Pit – The Vaults
Reviewed – 3rd March 2020
“This humour with subtextual glints of trauma was brilliantly realised and effortlessly portrayed”
As the title indicates, Lòng Mẹ translates from Vietnamese to English to mean ‘Mother’s Soul’. VanThanh Productions presented its titled theme gracefully with two very different stories, cathartically linked to recognise the power of ancestry and give insight into Vietnamese heritage.
As the audience were sitting down, Tuyen Do and Michael Phong Le sat on the minamilistic set and called on the audience, welcoming them in and asking them to sit down, all the while speaking in thick Vietnamese accents. Comments such as ‘You sir, you so handsome, come sit at the front’ induced humour from the stereotype and set a light hearted tone in the theatre. This quality was emulated throughout the production, acting as a powerful juxtaposition to the heart-breaking stories which unfolded.
Tuyen Do’s story was told through a masterclass in voice acting. Do seamlessly glided from a thick Vietnamese accent to a London accent as she portrayed both herself and her mother simultaneously in conversation. This allowed for a strong, punchy insight to her struggle to relate to her mother due to growing up with two opposing cultures at the same time. As she told the story of this relationship, beautiful and traumatising anecdotes including the hiding of gold bars in dead chickens, so that they might be able to trade on the black market during the Vietnam war, were both awe inspiring and funny. But the mood was quickly turned when we are told of her family’s citizenship being stripped due to fighting on the American side during the Vietnam war. This humour with subtextual glints of trauma was brilliantly realised and effortlessly portrayed.
Phong Le’s story was similar to Do’s in that it focused on the struggle of relating to a different generation, brought up during a very different time. However, Do’s story fixated more prominently on the ‘constant internal conflict’ of his coming to terms with his Vietnamese heritage, when he was brought up in the contrasting culture of the UK countryside. Phong Le’s performance was honest and delivered with a gentleness which worked beautifully.

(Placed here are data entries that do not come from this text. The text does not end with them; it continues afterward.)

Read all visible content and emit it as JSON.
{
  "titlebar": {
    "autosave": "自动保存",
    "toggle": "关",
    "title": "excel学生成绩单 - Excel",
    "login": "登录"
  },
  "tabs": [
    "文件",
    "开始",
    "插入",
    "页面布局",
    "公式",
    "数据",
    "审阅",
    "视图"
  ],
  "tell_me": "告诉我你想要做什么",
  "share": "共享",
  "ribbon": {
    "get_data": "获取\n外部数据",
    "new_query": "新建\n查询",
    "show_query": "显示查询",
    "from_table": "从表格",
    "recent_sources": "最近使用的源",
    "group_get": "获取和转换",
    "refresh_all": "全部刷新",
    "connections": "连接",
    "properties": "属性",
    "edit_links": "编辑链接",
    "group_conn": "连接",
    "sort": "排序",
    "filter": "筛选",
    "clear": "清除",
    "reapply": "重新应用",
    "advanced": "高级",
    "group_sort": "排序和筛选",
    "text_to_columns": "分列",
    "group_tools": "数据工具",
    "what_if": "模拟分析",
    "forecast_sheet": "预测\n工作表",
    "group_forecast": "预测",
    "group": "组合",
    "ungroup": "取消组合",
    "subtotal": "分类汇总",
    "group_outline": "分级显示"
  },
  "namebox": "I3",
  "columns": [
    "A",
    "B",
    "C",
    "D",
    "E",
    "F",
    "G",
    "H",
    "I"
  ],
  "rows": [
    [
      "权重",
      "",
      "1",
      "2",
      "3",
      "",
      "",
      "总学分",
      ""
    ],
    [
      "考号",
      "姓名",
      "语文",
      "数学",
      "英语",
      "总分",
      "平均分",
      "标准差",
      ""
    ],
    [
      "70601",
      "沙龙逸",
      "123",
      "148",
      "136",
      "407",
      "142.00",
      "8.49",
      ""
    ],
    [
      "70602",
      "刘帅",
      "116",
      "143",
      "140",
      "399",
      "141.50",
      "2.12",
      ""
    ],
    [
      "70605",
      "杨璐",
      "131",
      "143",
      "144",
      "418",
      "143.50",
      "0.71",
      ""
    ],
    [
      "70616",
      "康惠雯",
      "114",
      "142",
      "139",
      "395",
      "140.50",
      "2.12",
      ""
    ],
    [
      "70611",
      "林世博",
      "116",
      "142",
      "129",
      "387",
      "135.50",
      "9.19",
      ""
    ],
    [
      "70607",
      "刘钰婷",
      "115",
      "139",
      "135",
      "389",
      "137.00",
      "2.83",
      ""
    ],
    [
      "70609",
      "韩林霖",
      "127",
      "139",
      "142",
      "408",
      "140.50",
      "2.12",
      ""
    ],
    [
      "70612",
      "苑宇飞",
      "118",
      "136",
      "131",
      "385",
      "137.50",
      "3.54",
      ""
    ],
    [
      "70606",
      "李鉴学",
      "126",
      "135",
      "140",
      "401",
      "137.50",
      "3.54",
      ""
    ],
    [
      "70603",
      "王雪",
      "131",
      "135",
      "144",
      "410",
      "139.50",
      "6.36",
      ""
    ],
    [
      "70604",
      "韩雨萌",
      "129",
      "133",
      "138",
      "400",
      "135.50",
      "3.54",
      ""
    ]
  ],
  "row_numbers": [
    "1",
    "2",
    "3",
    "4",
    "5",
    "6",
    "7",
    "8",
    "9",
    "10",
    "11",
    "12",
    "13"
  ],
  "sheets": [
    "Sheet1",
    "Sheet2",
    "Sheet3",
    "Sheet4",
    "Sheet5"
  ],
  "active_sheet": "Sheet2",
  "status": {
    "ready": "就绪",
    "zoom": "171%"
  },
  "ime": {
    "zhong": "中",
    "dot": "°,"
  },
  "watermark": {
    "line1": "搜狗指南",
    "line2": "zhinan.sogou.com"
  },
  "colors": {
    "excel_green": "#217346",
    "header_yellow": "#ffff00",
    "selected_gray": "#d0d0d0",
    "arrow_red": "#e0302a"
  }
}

His ability to portray himself as a small child, through to being an adolescent and then an adult worked brilliantly as he told a story about his mother going to prison and his own questioning surrounding the incident with a raw innocence.
Mingyu Lin’s direction allowed the pair to transition between stories with simple dance sequences, this seemed a little unnecessary as an attempt to create a link between the two and a distraction from the honest conversations each performer gave. However, Lin’s direction shone through Phong Le’s performance; as he clutched a Rubik’s cube throughout the show, highlighting his naivety to his surroundings; it was clear that Lin’s attention to detail was meticulous here and that a great deal of thought had gone into it.
The production as a whole was awe inspiring, only let down by the unnecessary measures taken to link performances which would have stood strong and linked easily without them.
Reviewed by Mimi Monteith